Whether both occurrences occurred in the same year, whether they were the same event, or whether they were two pictures of the same story, it clearly shows a strong bond existed between both families at that time.
Roll of Unruly Clans. In 1587, along with 33 clans of the Highlands and Islands, an Act of Parliament was enacted to suppress the unruly clans of the Scottish Borders. These included 17 Border ‘clannis. Four of these were from the Middle March of Scotland, while thirteen were from the West March and included both Irving and Carruthers.
Armorial Bearings: Along with other clan Chiefs, nobility and those deemed worthy to bear arms, William Irving of Bonshaw and John Carruthers of Holmains both registered the chiefly arms of their ancestors in 1672, after the Lord Lyons Act came into force.
The Bonshaw arms are blazoned Argent (Silver), three holly leaves Proper, which is interesting as the more simple in form the arms are, normally the more ancient they are and these are very simple arms as can be seen above. The Carruthers arms are of course Gules (Red) two chevrons engrailed between three fleurs de lis Or (gold).

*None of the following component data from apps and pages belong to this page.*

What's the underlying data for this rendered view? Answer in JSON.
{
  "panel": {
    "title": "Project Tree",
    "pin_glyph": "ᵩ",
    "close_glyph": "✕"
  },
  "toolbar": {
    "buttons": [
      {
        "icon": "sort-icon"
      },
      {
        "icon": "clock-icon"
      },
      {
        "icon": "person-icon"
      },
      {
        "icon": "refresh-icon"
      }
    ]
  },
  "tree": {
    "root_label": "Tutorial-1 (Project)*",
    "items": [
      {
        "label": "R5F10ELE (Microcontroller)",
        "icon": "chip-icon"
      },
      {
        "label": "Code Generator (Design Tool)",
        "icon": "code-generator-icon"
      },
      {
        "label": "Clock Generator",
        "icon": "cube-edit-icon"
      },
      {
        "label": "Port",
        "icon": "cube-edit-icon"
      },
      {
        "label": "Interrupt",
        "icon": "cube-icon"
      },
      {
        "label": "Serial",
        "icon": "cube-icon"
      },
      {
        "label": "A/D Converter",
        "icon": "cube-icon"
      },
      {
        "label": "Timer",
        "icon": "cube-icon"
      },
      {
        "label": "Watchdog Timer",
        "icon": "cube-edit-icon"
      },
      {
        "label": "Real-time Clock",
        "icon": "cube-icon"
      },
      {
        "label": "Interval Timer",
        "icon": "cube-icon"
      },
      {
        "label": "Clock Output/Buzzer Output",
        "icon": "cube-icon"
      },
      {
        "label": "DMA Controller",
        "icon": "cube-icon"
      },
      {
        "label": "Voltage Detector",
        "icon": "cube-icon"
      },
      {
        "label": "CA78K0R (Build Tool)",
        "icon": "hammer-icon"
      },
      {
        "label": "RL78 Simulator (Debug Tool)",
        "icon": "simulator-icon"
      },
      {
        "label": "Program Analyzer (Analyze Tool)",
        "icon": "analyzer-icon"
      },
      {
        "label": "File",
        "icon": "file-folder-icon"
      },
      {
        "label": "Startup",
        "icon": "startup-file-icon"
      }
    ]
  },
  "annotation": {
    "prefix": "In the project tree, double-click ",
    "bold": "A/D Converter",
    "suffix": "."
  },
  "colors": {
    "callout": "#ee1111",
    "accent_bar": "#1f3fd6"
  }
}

Family Records: Where Carruthers has the ‘Records of the Carruthers Family by AS Carruthers FSA Scot and RC Reid, the Irvings of Bonshaw have their ‘Book of the Irvings by Col John B. Irving of Bonshaw.
Diaspora: The border Clan of Irving of Bonshaw has, like our own family, spread to many corners of the planet and in the same vein as all other other border riding names, they are happy to be differentiated from any relations elsewhere.
There is no doubt that the Reiver heritage remains strong in Border families, and most so in the those interlinked with each other throughout our history i.e. Bells, Ivings, Murrays, Douglas and Johnstone to name but a few.
Above is a chart recognising the 17 Border ‘Clannis” mentioned in the 1587 Act for the suppression of Unruly Clans.
As tartan, linked to a name, never existed prior to the early 1800s, the chart shows when the clan/family tartan was registered. On the tartan sits the clan badge reflecting the crest of the Chiefs arms and on the belt and buckle encircling it the motto of the Chief. It also shows whether or not the clan/family is officially recognised in Scots law through the auspices of the Lord Lyon by having a recognised chief or if not they remain armigerous (without chief).
Both Carruthers and Irving of Bonshaw have their Chiefs arms recorded in the Public Register of all Arms and Bearing of Scotland and in the same vein as all others, both have had supporters granted to reflect their status as Clan Chiefs; Carruthers has two fallow bucks rampant Proper, and Irving of Bonshaw has two snow leopards rampant guardant Proper.